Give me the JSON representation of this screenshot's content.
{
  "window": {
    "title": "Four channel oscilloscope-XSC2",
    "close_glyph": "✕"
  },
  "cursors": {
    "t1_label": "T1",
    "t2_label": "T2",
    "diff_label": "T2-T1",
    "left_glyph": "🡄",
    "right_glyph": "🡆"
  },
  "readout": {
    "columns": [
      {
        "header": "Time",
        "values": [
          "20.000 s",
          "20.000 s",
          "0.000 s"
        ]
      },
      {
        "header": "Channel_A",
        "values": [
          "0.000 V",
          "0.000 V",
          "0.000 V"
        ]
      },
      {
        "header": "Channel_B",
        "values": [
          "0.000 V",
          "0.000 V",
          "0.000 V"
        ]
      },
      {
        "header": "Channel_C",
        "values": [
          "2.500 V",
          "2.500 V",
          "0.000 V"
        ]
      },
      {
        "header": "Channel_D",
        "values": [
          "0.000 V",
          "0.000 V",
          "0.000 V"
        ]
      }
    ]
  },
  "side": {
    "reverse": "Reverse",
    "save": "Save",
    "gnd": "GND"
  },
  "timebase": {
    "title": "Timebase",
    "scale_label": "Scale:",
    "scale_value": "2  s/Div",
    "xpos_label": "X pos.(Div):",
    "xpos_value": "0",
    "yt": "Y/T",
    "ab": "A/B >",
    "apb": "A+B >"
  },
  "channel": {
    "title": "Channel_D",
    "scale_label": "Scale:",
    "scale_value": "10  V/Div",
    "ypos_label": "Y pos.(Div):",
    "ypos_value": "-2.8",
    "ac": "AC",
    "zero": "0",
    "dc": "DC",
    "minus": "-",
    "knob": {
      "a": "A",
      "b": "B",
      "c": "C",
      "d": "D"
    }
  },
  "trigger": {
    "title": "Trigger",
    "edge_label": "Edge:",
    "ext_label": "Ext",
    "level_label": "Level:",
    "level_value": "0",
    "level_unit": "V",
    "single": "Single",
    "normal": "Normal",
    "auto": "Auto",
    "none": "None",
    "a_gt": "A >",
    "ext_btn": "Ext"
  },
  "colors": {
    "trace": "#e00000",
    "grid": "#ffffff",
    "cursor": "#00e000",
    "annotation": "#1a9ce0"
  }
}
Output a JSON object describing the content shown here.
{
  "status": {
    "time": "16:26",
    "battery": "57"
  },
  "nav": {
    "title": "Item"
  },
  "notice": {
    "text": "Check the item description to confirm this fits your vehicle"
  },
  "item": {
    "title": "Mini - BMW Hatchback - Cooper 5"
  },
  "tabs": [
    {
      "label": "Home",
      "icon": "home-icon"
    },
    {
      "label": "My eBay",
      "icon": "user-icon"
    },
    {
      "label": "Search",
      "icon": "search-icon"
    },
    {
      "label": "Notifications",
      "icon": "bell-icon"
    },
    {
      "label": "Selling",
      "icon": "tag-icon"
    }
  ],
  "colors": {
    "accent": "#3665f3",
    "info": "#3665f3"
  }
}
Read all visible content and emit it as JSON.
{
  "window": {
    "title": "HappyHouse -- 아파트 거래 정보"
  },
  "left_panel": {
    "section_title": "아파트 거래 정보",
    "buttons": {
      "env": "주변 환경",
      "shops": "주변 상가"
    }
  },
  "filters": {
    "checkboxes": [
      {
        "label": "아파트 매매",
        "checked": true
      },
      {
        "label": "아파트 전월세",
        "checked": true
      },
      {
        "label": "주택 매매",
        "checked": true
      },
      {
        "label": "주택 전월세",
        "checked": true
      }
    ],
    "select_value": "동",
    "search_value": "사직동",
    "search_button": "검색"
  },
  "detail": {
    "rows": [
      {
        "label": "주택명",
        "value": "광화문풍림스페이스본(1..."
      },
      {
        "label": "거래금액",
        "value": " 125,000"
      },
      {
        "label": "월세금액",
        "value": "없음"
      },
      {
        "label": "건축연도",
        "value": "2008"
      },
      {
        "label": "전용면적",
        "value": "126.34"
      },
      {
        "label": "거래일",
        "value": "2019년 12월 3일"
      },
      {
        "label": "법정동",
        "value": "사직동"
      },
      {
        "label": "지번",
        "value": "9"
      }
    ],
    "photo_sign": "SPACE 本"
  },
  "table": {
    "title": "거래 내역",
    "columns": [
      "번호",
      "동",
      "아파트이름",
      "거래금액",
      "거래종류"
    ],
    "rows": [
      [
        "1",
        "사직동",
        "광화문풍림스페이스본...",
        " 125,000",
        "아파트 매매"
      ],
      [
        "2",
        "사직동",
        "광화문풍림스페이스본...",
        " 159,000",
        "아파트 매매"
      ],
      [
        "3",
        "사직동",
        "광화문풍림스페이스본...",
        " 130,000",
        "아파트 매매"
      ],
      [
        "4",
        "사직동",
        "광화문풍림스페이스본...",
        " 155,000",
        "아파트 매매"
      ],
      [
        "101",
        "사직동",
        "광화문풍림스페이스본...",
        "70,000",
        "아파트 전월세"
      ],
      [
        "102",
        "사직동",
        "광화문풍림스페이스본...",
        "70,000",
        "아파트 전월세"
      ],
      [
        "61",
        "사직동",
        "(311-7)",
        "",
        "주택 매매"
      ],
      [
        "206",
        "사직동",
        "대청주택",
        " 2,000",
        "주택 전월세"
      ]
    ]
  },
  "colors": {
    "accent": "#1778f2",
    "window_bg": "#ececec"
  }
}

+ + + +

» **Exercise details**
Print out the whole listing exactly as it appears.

» **Your response**
Give me the JSON representation of this screenshot's content.
{
  "window": {
    "title": "Four channel oscilloscope-XSC2",
    "close_glyph": "✕"
  },
  "cursors": {
    "t1_label": "T1",
    "t2_label": "T2",
    "diff_label": "T2-T1",
    "left_glyph": "🡄",
    "right_glyph": "🡆"
  },
  "readout": {
    "columns": [
      {
        "header": "Time",
        "values": [
          "20.000 s",
          "20.000 s",
          "0.000 s"
        ]
      },
      {
        "header": "Channel_A",
        "values": [
          "0.000 V",
          "0.000 V",
          "0.000 V"
        ]
      },
      {
        "header": "Channel_B",
        "values": [
          "0.000 V",
          "0.000 V",
          "0.000 V"
        ]
      },
      {
        "header": "Channel_C",
        "values": [
          "2.500 V",
          "2.500 V",
          "0.000 V"
        ]
      },
      {
        "header": "Channel_D",
        "values": [
          "0.000 V",
          "0.000 V",
          "0.000 V"
        ]
      }
    ]
  },
  "side": {
    "reverse": "Reverse",
    "save": "Save",
    "gnd": "GND"
  },
  "timebase": {
    "title": "Timebase",
    "scale_label": "Scale:",
    "scale_value": "2  s/Div",
    "xpos_label": "X pos.(Div):",
    "xpos_value": "0",
    "yt": "Y/T",
    "ab": "A/B >",
    "apb": "A+B >"
  },
  "channel": {
    "title": "Channel_D",
    "scale_label": "Scale:",
    "scale_value": "10  V/Div",
    "ypos_label": "Y pos.(Div):",
    "ypos_value": "-2.8",
    "ac": "AC",
    "zero": "0",
    "dc": "DC",
    "minus": "-",
    "knob": {
      "a": "A",
      "b": "B",
      "c": "C",
      "d": "D"
    }
  },
  "trigger": {
    "title": "Trigger",
    "edge_label": "Edge:",
    "ext_label": "Ext",
    "level_label": "Level:",
    "level_value": "0",
    "level_unit": "V",
    "single": "Single",
    "normal": "Normal",
    "auto": "Auto",
    "none": "None",
    "a_gt": "A >",
    "ext_btn": "Ext"
  },
  "colors": {
    "trace": "#e00000",
    "grid": "#ffffff",
    "cursor": "#00e000",
    "annotation": "#1a9ce0"
  }
}
Output a JSON object describing the content shown here.
{
  "status": {
    "time": "16:26",
    "battery": "57"
  },
  "nav": {
    "title": "Item"
  },
  "notice": {
    "text": "Check the item description to confirm this fits your vehicle"
  },
  "item": {
    "title": "Mini - BMW Hatchback - Cooper 5"
  },
  "tabs": [
    {
      "label": "Home",
      "icon": "home-icon"
    },
    {
      "label": "My eBay",
      "icon": "user-icon"
    },
    {
      "label": "Search",
      "icon": "search-icon"
    },
    {
      "label": "Notifications",
      "icon": "bell-icon"
    },
    {
      "label": "Selling",
      "icon": "tag-icon"
    }
  ],
  "colors": {
    "accent": "#3665f3",
    "info": "#3665f3"
  }
}
Read all visible content and emit it as JSON.
{
  "window": {
    "title": "HappyHouse -- 아파트 거래 정보"
  },
  "left_panel": {
    "section_title": "아파트 거래 정보",
    "buttons": {
      "env": "주변 환경",
      "shops": "주변 상가"
    }
  },
  "filters": {
    "checkboxes": [
      {
        "label": "아파트 매매",
        "checked": true
      },
      {
        "label": "아파트 전월세",
        "checked": true
      },
      {
        "label": "주택 매매",
        "checked": true
      },
      {
        "label": "주택 전월세",
        "checked": true
      }
    ],
    "select_value": "동",
    "search_value": "사직동",
    "search_button": "검색"
  },
  "detail": {
    "rows": [
      {
        "label": "주택명",
        "value": "광화문풍림스페이스본(1..."
      },
      {
        "label": "거래금액",
        "value": " 125,000"
      },
      {
        "label": "월세금액",
        "value": "없음"
      },
      {
        "label": "건축연도",
        "value": "2008"
      },
      {
        "label": "전용면적",
        "value": "126.34"
      },
      {
        "label": "거래일",
        "value": "2019년 12월 3일"
      },
      {
        "label": "법정동",
        "value": "사직동"
      },
      {
        "label": "지번",
        "value": "9"
      }
    ],
    "photo_sign": "SPACE 本"
  },
  "table": {
    "title": "거래 내역",
    "columns": [
      "번호",
      "동",
      "아파트이름",
      "거래금액",
      "거래종류"
    ],
    "rows": [
      [
        "1",
        "사직동",
        "광화문풍림스페이스본...",
        " 125,000",
        "아파트 매매"
      ],
      [
        "2",
        "사직동",
        "광화문풍림스페이스본...",
        " 159,000",
        "아파트 매매"
      ],
      [
        "3",
        "사직동",
        "광화문풍림스페이스본...",
        " 130,000",
        "아파트 매매"
      ],
      [
        "4",
        "사직동",
        "광화문풍림스페이스본...",
        " 155,000",
        "아파트 매매"
      ],
      [
        "101",
        "사직동",
        "광화문풍림스페이스본...",
        "70,000",
        "아파트 전월세"
      ],
      [
        "102",
        "사직동",
        "광화문풍림스페이스본...",
        "70,000",
        "아파트 전월세"
      ],
      [
        "61",
        "사직동",
        "(311-7)",
        "",
        "주택 매매"
      ],
      [
        "206",
        "사직동",
        "대청주택",
        " 2,000",
        "주택 전월세"
      ]
    ]
  },
  "colors": {
    "accent": "#1778f2",
    "window_bg": "#ececec"
  }
}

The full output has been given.